Yesterday we had a whirlwind encore tour of Kanton in which we picked up our instruments, took a few water samples, deployed two temperature loggers, and I gave a short presentation to the local community about our work in PIPA. Nearly all the island’s 54 residents turned out and, while the adults were interested in the science, the children were mostly taken with the pictures of orcas, manta rays, and schools of barracuda.
After a night at anchor in the lagoon, we set sail for Kiritimati. Our time in the Phoenix Islands is at an end, but there is plenty still to do. While underway, we must download data and prepare the instruments for shipping, and coral and water samples must be carefully labeled, organized and stowed for the long transit. We also hope to take several underway hydrocasts on the way back, if weather permits.
In addition to wrapping up the science expedition, we are once again part of the crew of the Sea Dragon. On the way to Kanton, the wind was at our backs, and we were able to set a straight course to our destination. Now, on the way back, the wind is against us and we have to tack (turn) frequently to work our way upwind along a zig-zag path. This will result in a longer, more complicated course and we will get to learn some new sailing skills.
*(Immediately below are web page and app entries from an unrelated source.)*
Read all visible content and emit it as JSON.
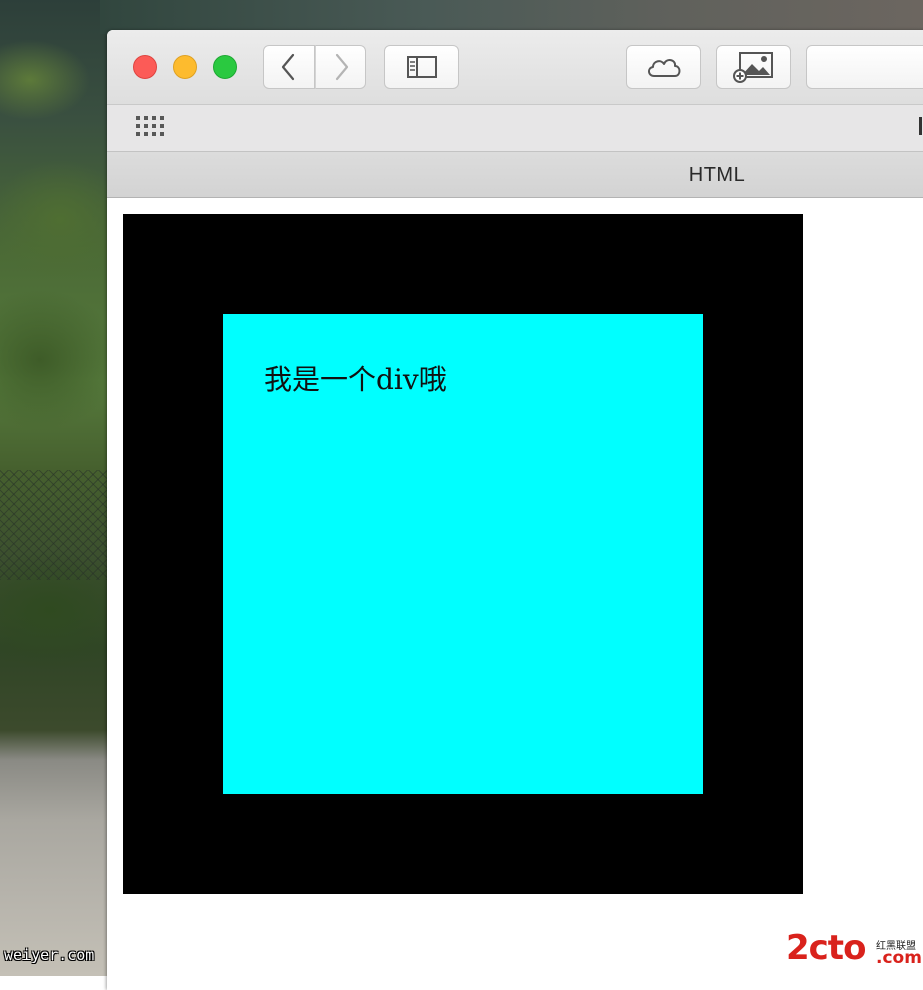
{
  "tab": {
    "title": "HTML"
  },
  "page": {
    "inner_text": "我是一个div哦"
  },
  "colors": {
    "outer_div": "#000000",
    "inner_div": "#00ffff",
    "close": "#fc5b57",
    "minimize": "#fdbb2e",
    "maximize": "#2ac940"
  },
  "watermarks": {
    "left": "weiyer.com",
    "right_main": "2cto",
    "right_sub": "红黑联盟",
    "right_com": ".com"
  },
  "icons": {
    "back": "chevron-left-icon",
    "forward": "chevron-right-icon",
    "sidebar": "sidebar-icon",
    "cloud": "icloud-tabs-icon",
    "image": "add-image-icon",
    "favorites": "favorites-grid-icon"
  }
}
The stronger wind is also bringing in some nice squalls that, hopefully, won’t last too long. In the meantime, we settle in for the long haul, and catch up on some much-needed sleep.
PIPA 2018 Mission
WHOI’s Cohen Lab teams up once again with Pangaea Exploration, this time returning to the remote Phoenix Islands Marine Protected Area. The study site is the planet’s largest and deepest World Heritage Site. It’s been three years since a super El Niño wreaked havoc across the Pacific basin, destroying many coral reefs.